The Ice Garden has a series, “Rink Ink,” which features various hockey players’ tattoos. A form of self-expression, tattoos provide unique insights into the players’ lives — their mottos, their beliefs, their motivations, their interests. For the next installment, The Ice Garden spoke with Tatiana Rafter of the New York Riveters.
What is your tattoo and meaning behind it?
My ink is very minimal, and I’m not planning to get anything else done, but I've definitely said that before! I had my first and only tattoo done shortly after the inaugural NWHL season ended. The tattoo is an arch of seven stars and a crown. The arch matches the logo of the Buffalo Beauts.
To me, the tattoo has come to symbolize my role in pioneering the birth of women's professional hockey. Professional leagues didn't exist when I was a young player, and I think that the opportunity to work toward playing pro would have been completely inspiring and mind-blowing. Instead, my reality was that you played collegiate hockey, played for Team Canada, but that was as high as your career could take you.
Women's professional hockey still needs to improve in many aspects, but the fact that there is now a base level foundation to build upon is incredible. The creation of the NWHL has highlighted an extreme imbalance of gender parity between professional male and female hockey players, but without its formation, there wouldn't be an opportunity to bridge this gap in financial compensation. Funny that seven tiny stars and one little crown represent such big ideas.
When did you get your first tattoo?
I was at my house in Buffalo, New York, watching the weekly Bachelor episode with my roommates and some other teammates. It’s how I knew it was a Monday! We had just lost to Boston in the Isobel Cup Finals, and it was the final week we had to spend with each other, so everyone was talking about our plans for next season.
At the time, I was unsure what I was doing for the next season and knew it might have been my last. My roomie, Hannah McGowan, had been contemplating a tattoo on the inside of her ankle for the past two weeks, and during a commercial break, decided that she wanted to go do it that minute. It was around 10 p.m., and we called the tattoo parlor and asked if they would stay open for us. We only lived a five minute drive away, so the owner didn't have a problem with it.
Everyone was pretty invested in The Bachelor because it was the two hour, women-tell-all special, but I wasn't as interested and ended up going with Hannah for moral support.
When we got to the parlor, Hannah's tattoo took about eight to ten minutes. She was barely phased while getting it — she didn't even need me to hold her hand! Then again, she already has many tattoos. Her tattoo was the top of the Buffalo Beauts’ logo, and it was shaped in a crest on the inside of her ankle. I figured it must not have been that bad since she was a total champ. Then, out of the blue, I asked if [the artist] had some time to give me the same tattoo. I asked Hannah if she cared [that I was getting a similar tattoo], and she didn't at all. In fact, she was stoked about it.
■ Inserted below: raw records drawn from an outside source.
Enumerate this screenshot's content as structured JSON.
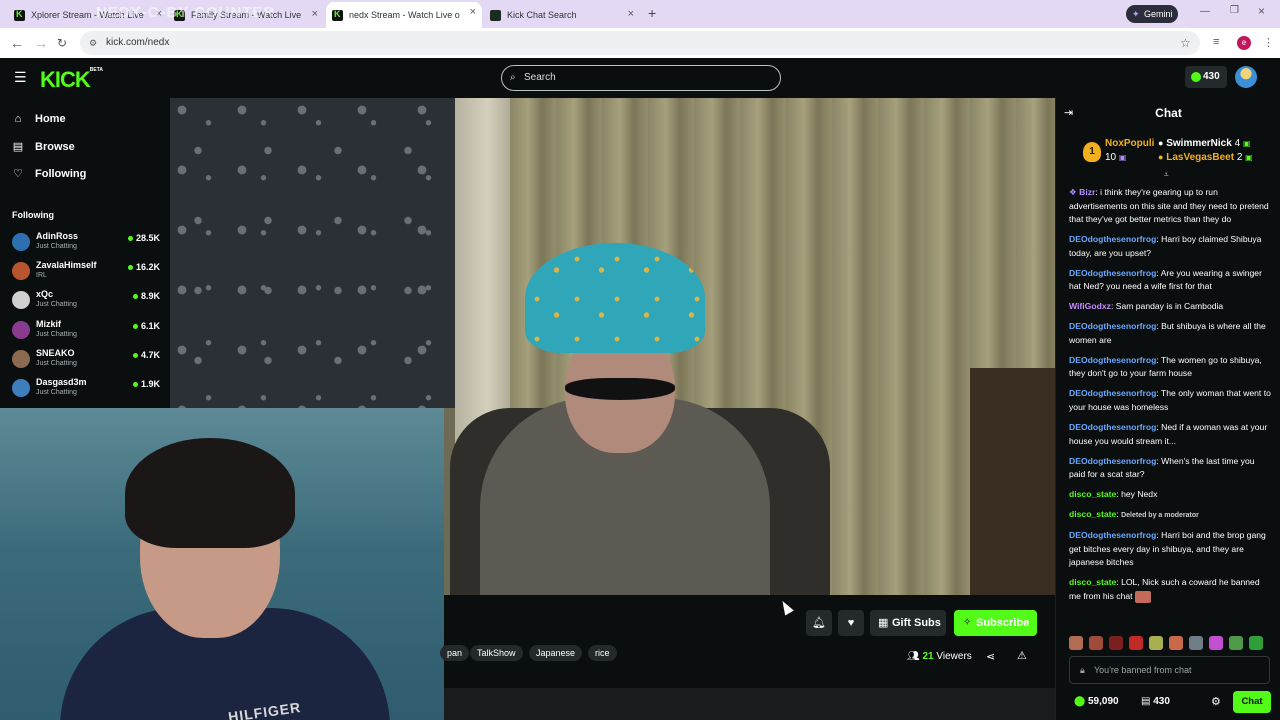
{
  "browser": {
    "tabs": [
      {
        "title": "Xplorer Stream - Watch Live"
      },
      {
        "title": "Family Stream - Watch Live"
      },
      {
        "title": "nedx Stream - Watch Live o"
      },
      {
        "title": "Kick Chat Search"
      }
    ],
    "overlay_text": "NEDX-O-BY COUNTER",
    "gemini_label": "Gemini",
    "url": "kick.com/nedx",
    "profile_initial": "e"
  },
  "header": {
    "logo": "KICK",
    "logo_badge": "BETA",
    "search_placeholder": "Search",
    "points": "430"
  },
  "sidebar": {
    "nav": [
      {
        "label": "Home",
        "icon": "home-icon"
      },
      {
        "label": "Browse",
        "icon": "browse-icon"
      },
      {
        "label": "Following",
        "icon": "heart-icon"
      }
    ],
    "following_title": "Following",
    "following": [
      {
        "name": "AdinRoss",
        "category": "Just Chatting",
        "viewers": "28.5K",
        "color": "#2e6fb0"
      },
      {
        "name": "ZavalaHimself",
        "category": "IRL",
        "viewers": "16.2K",
        "color": "#b8542f"
      },
      {
        "name": "xQc",
        "category": "Just Chatting",
        "viewers": "8.9K",
        "color": "#d0d0d0"
      },
      {
        "name": "Mizkif",
        "category": "Just Chatting",
        "viewers": "6.1K",
        "color": "#8a3b8f"
      },
      {
        "name": "SNEAKO",
        "category": "Just Chatting",
        "viewers": "4.7K",
        "color": "#8c6a4f"
      },
      {
        "name": "Dasgasd3m",
        "category": "Just Chatting",
        "viewers": "1.9K",
        "color": "#3d7fbd"
      }
    ]
  },
  "webcam": {
    "shirt_text": "HILFIGER"
  },
  "below_video": {
    "gift_subs": "Gift Subs",
    "subscribe": "Subscribe",
    "tags": [
      "pan",
      "TalkShow",
      "Japanese",
      "rice"
    ],
    "viewers_count": "21",
    "viewers_label": "Viewers"
  },
  "chat": {
    "title": "Chat",
    "leaderboard": [
      {
        "rank": "1",
        "name": "NoxPopuli",
        "count": "10",
        "color": "#f2b01e"
      },
      {
        "name": "SwimmerNick",
        "count": "4",
        "color": "#ffffff"
      },
      {
        "name": "LasVegasBeet",
        "count": "2",
        "color": "#f2b01e"
      }
    ],
    "messages": [
      {
        "user": "Bizr",
        "color": "#b48cff",
        "text": "i think they're gearing up to run advertisements on this site and they need to pretend that they've got better metrics than they do"
      },
      {
        "user": "DEOdogthesenorfrog",
        "color": "#6aa8ff",
        "text": "Harri boy claimed Shibuya today, are you upset?"
      },
      {
        "user": "DEOdogthesenorfrog",
        "color": "#6aa8ff",
        "text": "Are you wearing a swinger hat Ned? you need a wife first for that"
      },
      {
        "user": "WifiGodxz",
        "color": "#c78cff",
        "text": "Sam panday is in Cambodia"
      },
      {
        "user": "DEOdogthesenorfrog",
        "color": "#6aa8ff",
        "text": "But shibuya is where all the women are"
      },
      {
        "user": "DEOdogthesenorfrog",
        "color": "#6aa8ff",
        "text": "The women go to shibuya, they don't go to your farm house"
      },
      {
        "user": "DEOdogthesenorfrog",
        "color": "#6aa8ff",
        "text": "The only woman that went to your house was homeless"
      },
      {
        "user": "DEOdogthesenorfrog",
        "color": "#6aa8ff",
        "text": "Ned if a woman was at your house you would stream it..."
      },
      {
        "user": "DEOdogthesenorfrog",
        "color": "#6aa8ff",
        "text": "When's the last time you paid for a scat star?"
      },
      {
        "user": "disco_state",
        "color": "#53fc18",
        "text": "hey Nedx"
      },
      {
        "user": "disco_state",
        "color": "#53fc18",
        "text": "Deleted by a moderator",
        "deleted": true
      },
      {
        "user": "DEOdogthesenorfrog",
        "color": "#6aa8ff",
        "text": "Harri boi and the brop gang get bitches every day in shibuya, and they are japanese bitches"
      },
      {
        "user": "disco_state",
        "color": "#53fc18",
        "text": "LOL, Nick such a coward he banned me from his chat"
      }
    ],
    "banned_text": "You're banned from chat",
    "kick_points": "59,090",
    "subs_count": "430",
    "chat_button": "Chat"
  }
}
I got mine on the outside of my ankle because I figured that for my first tattoo, the skin was too sensitive on the inside. That's the only reason. Our team’s equipment manager Mike Murphy was there as well, so he held one of my hands and Hannah held the other. I was definitely close to hurting their hands at some moments! Mine hurt A LOT more than Hannah's, but I toughed it out, and now I share this with her wherever we are in the world. That year was an amazing experience, and the people I met I will never forget. I believe that aspect is very special.
Do you have any advice for people wanting to get tattoos?
My tattoo was spur of the moment, but even through it was a split decision, I knew it would carry meaning throughout my life. If you are going to get a tattoo, I would ask yourself if it something that is ever-changing or if it will remain constant.